◆ **Your task**
Please give back all the records exactly, but keep the pictures out.

*** Given records

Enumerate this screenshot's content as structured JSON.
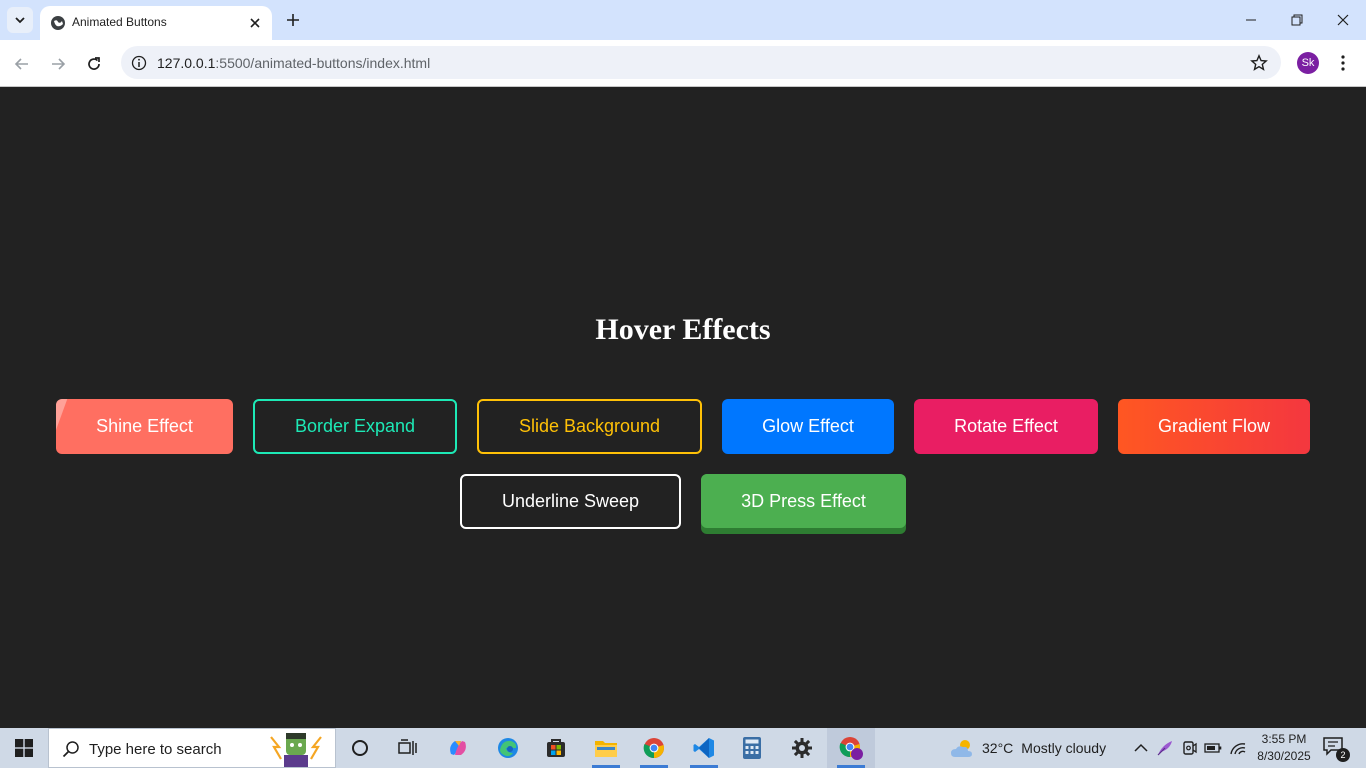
{
  "browser": {
    "tab_title": "Animated Buttons",
    "url_host": "127.0.0.1",
    "url_rest": ":5500/animated-buttons/index.html",
    "profile_initials": "Sk"
  },
  "page": {
    "heading": "Hover Effects",
    "buttons": [
      {
        "label": "Shine Effect",
        "color": "#ff6f61"
      },
      {
        "label": "Border Expand",
        "color": "#1de9b6"
      },
      {
        "label": "Slide Background",
        "color": "#ffc107"
      },
      {
        "label": "Glow Effect",
        "color": "#0077ff"
      },
      {
        "label": "Rotate Effect",
        "color": "#e91e63"
      },
      {
        "label": "Gradient Flow",
        "color": "#ff5722"
      },
      {
        "label": "Underline Sweep",
        "color": "#ffffff"
      },
      {
        "label": "3D Press Effect",
        "color": "#4caf50"
      }
    ]
  },
  "taskbar": {
    "search_placeholder": "Type here to search",
    "weather_temp": "32°C",
    "weather_condition": "Mostly cloudy",
    "time": "3:55 PM",
    "date": "8/30/2025",
    "notification_count": "2"
  }
}
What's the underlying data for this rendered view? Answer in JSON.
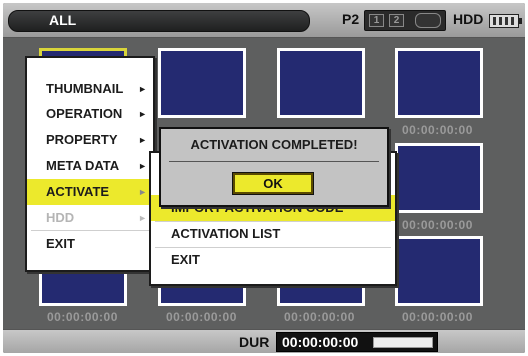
{
  "topbar": {
    "mode": "ALL",
    "card_label": "P2",
    "slots": [
      "1",
      "2"
    ],
    "hdd_label": "HDD"
  },
  "thumbnails": {
    "timecode": "00:00:00:00"
  },
  "main_menu": {
    "items": [
      {
        "label": "THUMBNAIL",
        "arrow": "►"
      },
      {
        "label": "OPERATION",
        "arrow": "►"
      },
      {
        "label": "PROPERTY",
        "arrow": "►"
      },
      {
        "label": "META DATA",
        "arrow": "►"
      },
      {
        "label": "ACTIVATE",
        "arrow": "►"
      },
      {
        "label": "HDD",
        "arrow": "►"
      },
      {
        "label": "EXIT"
      }
    ]
  },
  "sub_menu": {
    "items": [
      {
        "label": "IMPORT ACTIVATION CODE"
      },
      {
        "label": "ACTIVATION LIST"
      },
      {
        "label": "EXIT"
      }
    ]
  },
  "dialog": {
    "message": "ACTIVATION COMPLETED!",
    "ok_label": "OK"
  },
  "bottombar": {
    "dur_label": "DUR",
    "dur_value": "00:00:00:00"
  }
}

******

◆ **Exercise output**
Enumerate this screenshot's content as structured JSON.
{
  "browser": {
    "tab_title": "Animated Buttons",
    "url_host": "127.0.0.1",
    "url_rest": ":5500/animated-buttons/index.html",
    "profile_initials": "Sk"
  },
  "page": {
    "heading": "Hover Effects",
    "buttons": [
      {
        "label": "Shine Effect",
        "color": "#ff6f61"
      },
      {
        "label": "Border Expand",
        "color": "#1de9b6"
      },
      {
        "label": "Slide Background",
        "color": "#ffc107"
      },
      {
        "label": "Glow Effect",
        "color": "#0077ff"
      },
      {
        "label": "Rotate Effect",
        "color": "#e91e63"
      },
      {
        "label": "Gradient Flow",
        "color": "#ff5722"
      },
      {
        "label": "Underline Sweep",
        "color": "#ffffff"
      },
      {
        "label": "3D Press Effect",
        "color": "#4caf50"
      }
    ]
  },
  "taskbar": {
    "search_placeholder": "Type here to search",
    "weather_temp": "32°C",
    "weather_condition": "Mostly cloudy",
    "time": "3:55 PM",
    "date": "8/30/2025",
    "notification_count": "2"
  }
}
What's the underlying data for this rendered view? Answer in JSON.
{
  "topbar": {
    "mode": "ALL",
    "card_label": "P2",
    "slots": [
      "1",
      "2"
    ],
    "hdd_label": "HDD"
  },
  "thumbnails": {
    "timecode": "00:00:00:00"
  },
  "main_menu": {
    "items": [
      {
        "label": "THUMBNAIL",
        "arrow": "►"
      },
      {
        "label": "OPERATION",
        "arrow": "►"
      },
      {
        "label": "PROPERTY",
        "arrow": "►"
      },
      {
        "label": "META DATA",
        "arrow": "►"
      },
      {
        "label": "ACTIVATE",
        "arrow": "►"
      },
      {
        "label": "HDD",
        "arrow": "►"
      },
      {
        "label": "EXIT"
      }
    ]
  },
  "sub_menu": {
    "items": [
      {
        "label": "IMPORT ACTIVATION CODE"
      },
      {
        "label": "ACTIVATION LIST"
      },
      {
        "label": "EXIT"
      }
    ]
  },
  "dialog": {
    "message": "ACTIVATION COMPLETED!",
    "ok_label": "OK"
  },
  "bottombar": {
    "dur_label": "DUR",
    "dur_value": "00:00:00:00"
  }
}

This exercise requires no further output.